Scientists have discovered the earliest galaxies confirmed by NASA's James Webb Space Telescope using data from the telescope. It took over 13.4 billion years for us to receive light from these galaxies. They came into existence less than 400 million years after the big bang.
James Webb has achieved a new milestone as scientists confirm the earliest galaxies to date. Scientists have discovered the earliest galaxies confirmed by NASA’s James Webb Space Telescope using data from the telescope. It took over 13.4 billion years for us to receive light from these galaxies. They came into existence less than 400 million years after the big bang. During this time, the universe was only 2% of what it is now. Such infant galaxies have been identified by earlier Webb data. As a result, spectroscopic observations of these faint galaxies have revealed characteristic and distinct patterns in their light fingerprints. As revealed by NASA, these observations were made possible by a collaboration of scientists who developed two of Webb’s instruments, the Near-Infrared Camera (NIRCam) and the Near-Infrared Spectrograph (NIRSpec). This instrument was designed to study the faintest and earliest galaxies.
Earliest Galaxies to Date
JWST Advanced Deep Extragalactic Survey (JADES)
Many years before the space telescope was even launched, back in 2015, the instrument teams jointly proposed the JWST Advanced Deep Extragalactic Survey (JADES). In two years, JADES will receive just over one month of the telescope’s time. An unprecedented level of detail and depth will be provided by this view of the early universe. NIRCam, the first part of the JADES program, observed the sky in nine diverse infrared colors over ten days. Compared to Hubble’s deepest infrared images, this region is 15 times larger. In addition, the wavelengths are even deeper and sharper. Almost 100,000 galaxies are shown on the image, captured at different points in their history billions of years ago. This multiwavelength pattern of colors can be used to distinguish galaxies in the early universe.

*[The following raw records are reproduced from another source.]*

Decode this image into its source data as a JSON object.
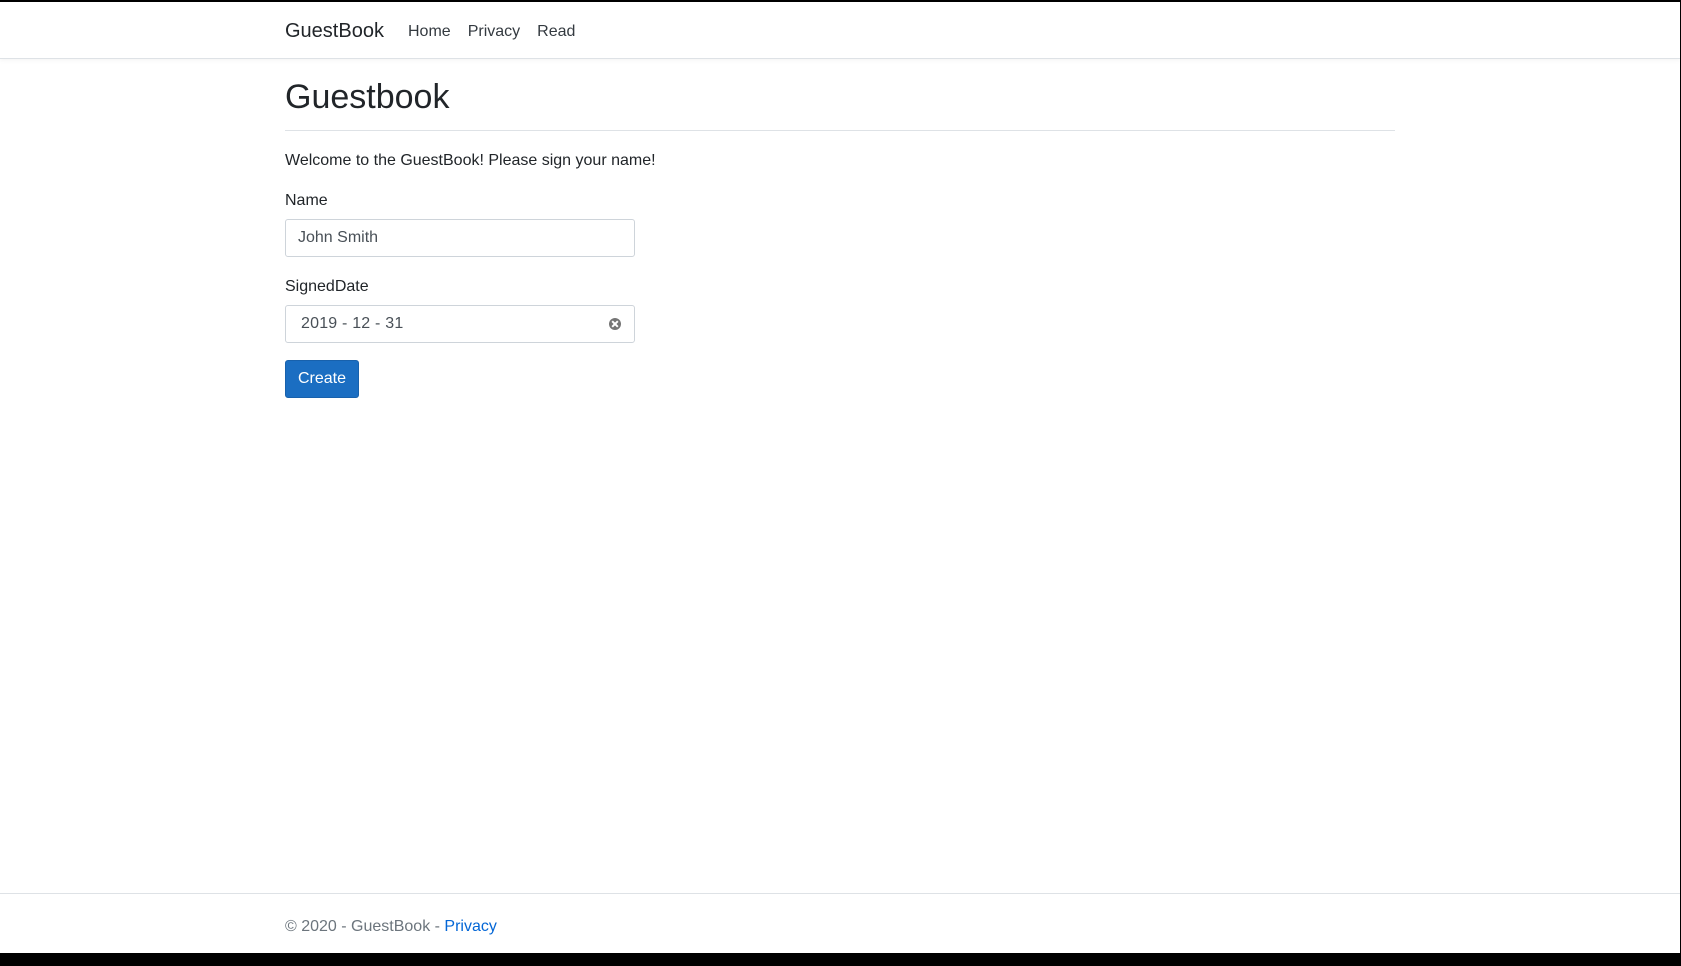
{
  "navbar": {
    "brand": "GuestBook",
    "links": [
      "Home",
      "Privacy",
      "Read"
    ]
  },
  "main": {
    "title": "Guestbook",
    "welcome": "Welcome to the GuestBook! Please sign your name!",
    "form": {
      "name_label": "Name",
      "name_value": "John Smith",
      "date_label": "SignedDate",
      "date_value": "2019 - 12 - 31",
      "submit_label": "Create"
    }
  },
  "footer": {
    "copyright": "© 2020 - GuestBook - ",
    "privacy_link": "Privacy"
  },
  "colors": {
    "primary_button": "#1b6ec2",
    "link": "#0366d6",
    "footer_text": "#6c757d"
  },
  "icons": {
    "date_clear": "clear-circle-x-icon"
  }
}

The universe expands, stretching light’s wavelength. It is estimated that the light from these youngest galaxies has been stretched by a factor of up to 14. Additionally, the infrared region of the spectrum is used to search for faint galaxies whose light abruptly ends at a specified wavelength. In each galaxy’s spectrum, the cutoff location is shifted by cosmological expansion.